But that won’t go on indefinitely.

Twice a week since Feb. 9, on Tuesday and Wednesday mornings, a truck pulling an oversize flatbed trailer has arrived at Metro’s Greenbelt train yard.

Each day, another 75-foot-long rail car, 11 feet wide and weighing 72,000 pounds, is loaded aboard. And off it goes, north on I-95, bound for the United Iron & Metal scrap yard in West Baltimore. So far, six of the 280-plus 1Ks have been hauled away.

Those half-dozen 1Ks had been out of passenger service for a long time. The next four to leave will also be “non-revenue cars,” as Metro calls them.

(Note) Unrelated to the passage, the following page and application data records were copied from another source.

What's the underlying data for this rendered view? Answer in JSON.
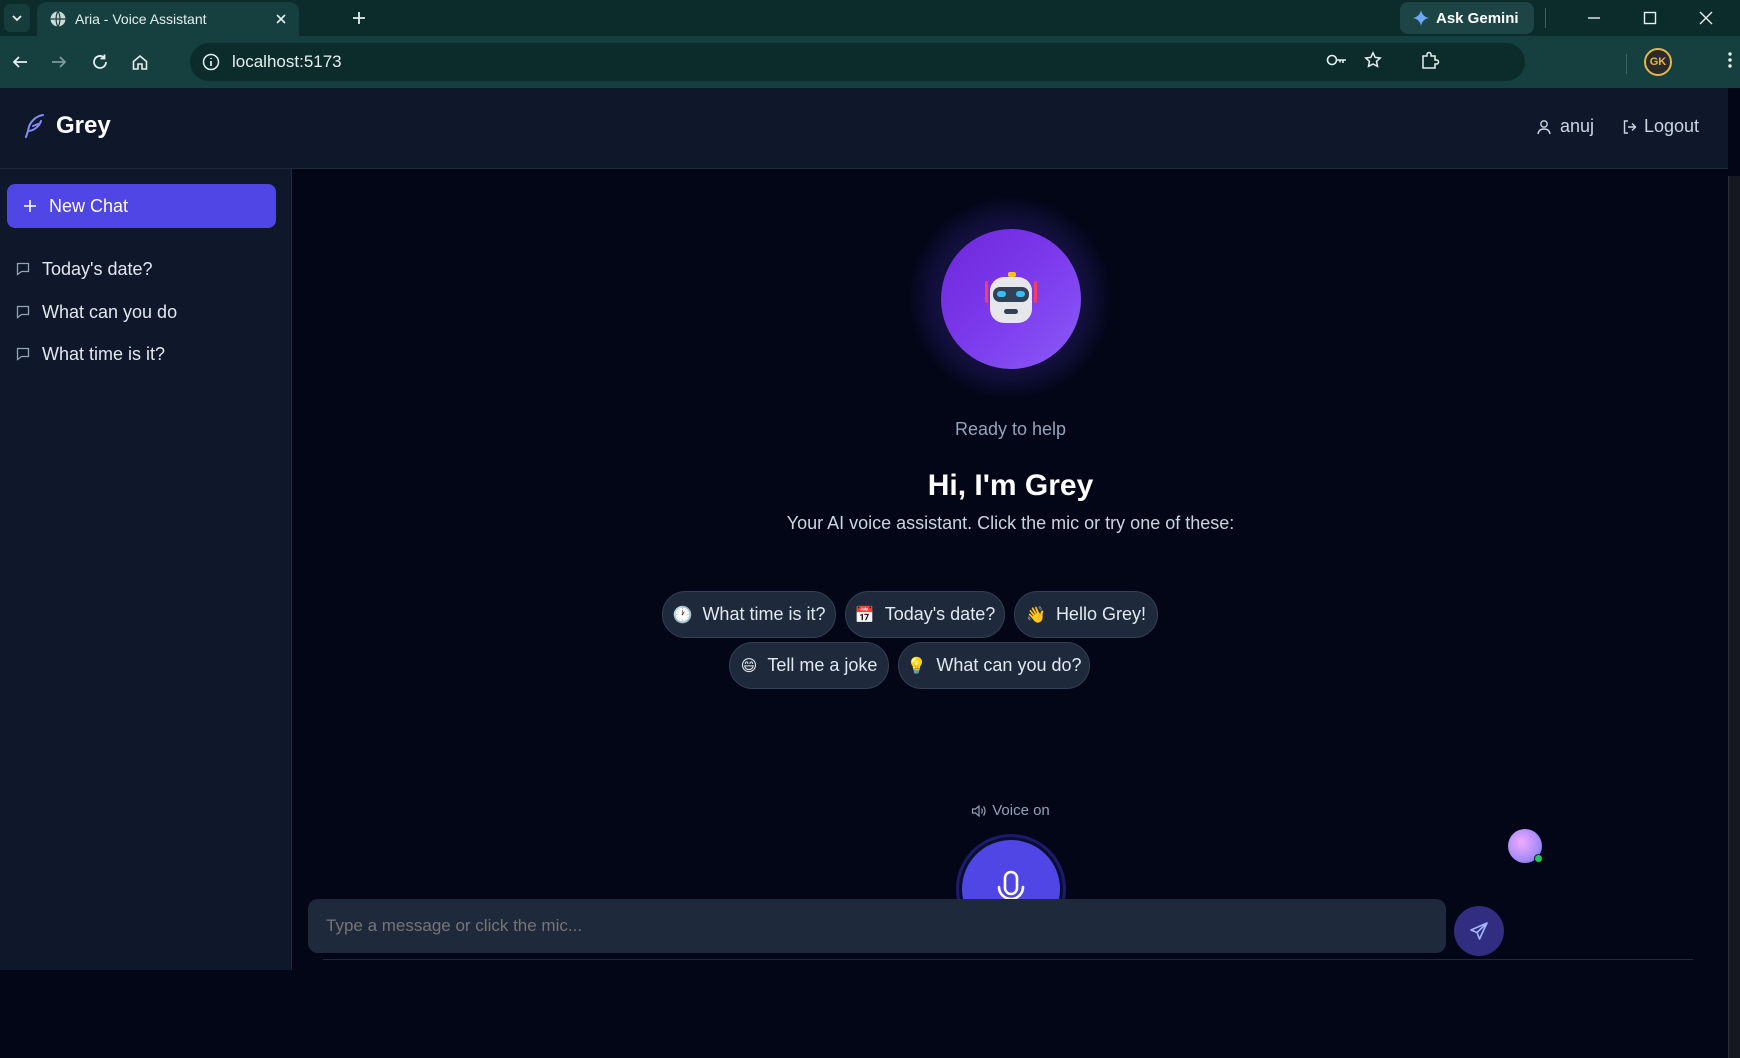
{
  "browser": {
    "tab_title": "Aria - Voice Assistant",
    "url": "localhost:5173",
    "gemini_label": "Ask Gemini",
    "profile_initials": "GK"
  },
  "header": {
    "brand": "Grey",
    "username": "anuj",
    "logout_label": "Logout"
  },
  "sidebar": {
    "new_chat_label": "New Chat",
    "history": [
      {
        "label": "Today's date?"
      },
      {
        "label": "What can you do"
      },
      {
        "label": "What time is it?"
      }
    ]
  },
  "main": {
    "status": "Ready to help",
    "greeting": "Hi, I'm Grey",
    "subtitle": "Your AI voice assistant. Click the mic or try one of these:",
    "suggestions": [
      {
        "emoji": "🕐",
        "label": "What time is it?"
      },
      {
        "emoji": "📅",
        "label": "Today's date?"
      },
      {
        "emoji": "👋",
        "label": "Hello Grey!"
      },
      {
        "emoji": "😄",
        "label": "Tell me a joke"
      },
      {
        "emoji": "💡",
        "label": "What can you do?"
      }
    ],
    "voice_label": "Voice on",
    "input_placeholder": "Type a message or click the mic..."
  },
  "colors": {
    "accent": "#4f46e5",
    "background": "#020617",
    "panel": "#0f172a",
    "chip": "#1e293b"
  }
}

The first 1K to be junked from the active fleet is slated to depart Greenbelt on March 15, and the transit agency is planning a media event — “a little send-off,” Stessel said.

In New York, the Metropolitan Transportation Authority puts museum-piece subway cars, some dating to the Depression, back on the rails occasionally, giving straphangers a nostalgia trip. Asked whether Metro intends to mothball any of the 1Ks to roll them out, say, in 2076 for the subway’s centennial, Stessel replied, “No, not at the moment.”

But Metro isn’t opposed to selling them to the public, he said.

“If someone wants to make a diner out of one of these or use it for a school trailer or something? If someone can facilitate getting it off the property and is willing to make a reasonable offer, we’d entertain that. We’ll listen to anyone.”

The 1Ks are the only cars in the fleet with asbestos-containing material, located in a mechanical area, Stessel said. It is “a very small amount” of “non-friable” asbestos, he said, meaning that there’s no imminent danger of hazardous fibers floating loose unless the material is heavily disturbed, as with a saw, drill or hammer.

At the scrap yard, after the asbestos is removed and carted to a waste facility, controlled mayhem involving an arsenal of ­industrial-strength demolition tools ensues.

“We don’t sell anything as parts,” said Aaron Hill, president of United Iron & Metal, which will be paid $1.34 million to dispose of the cars. “We’re not set up for any disassembly. We just cut and torch and chop and tear apart.”

And when the company sells what’s left, it’ll get the going rate for remnants of Metro’s history — about $130 a ton for steel, around 40 cents a pound for aluminum.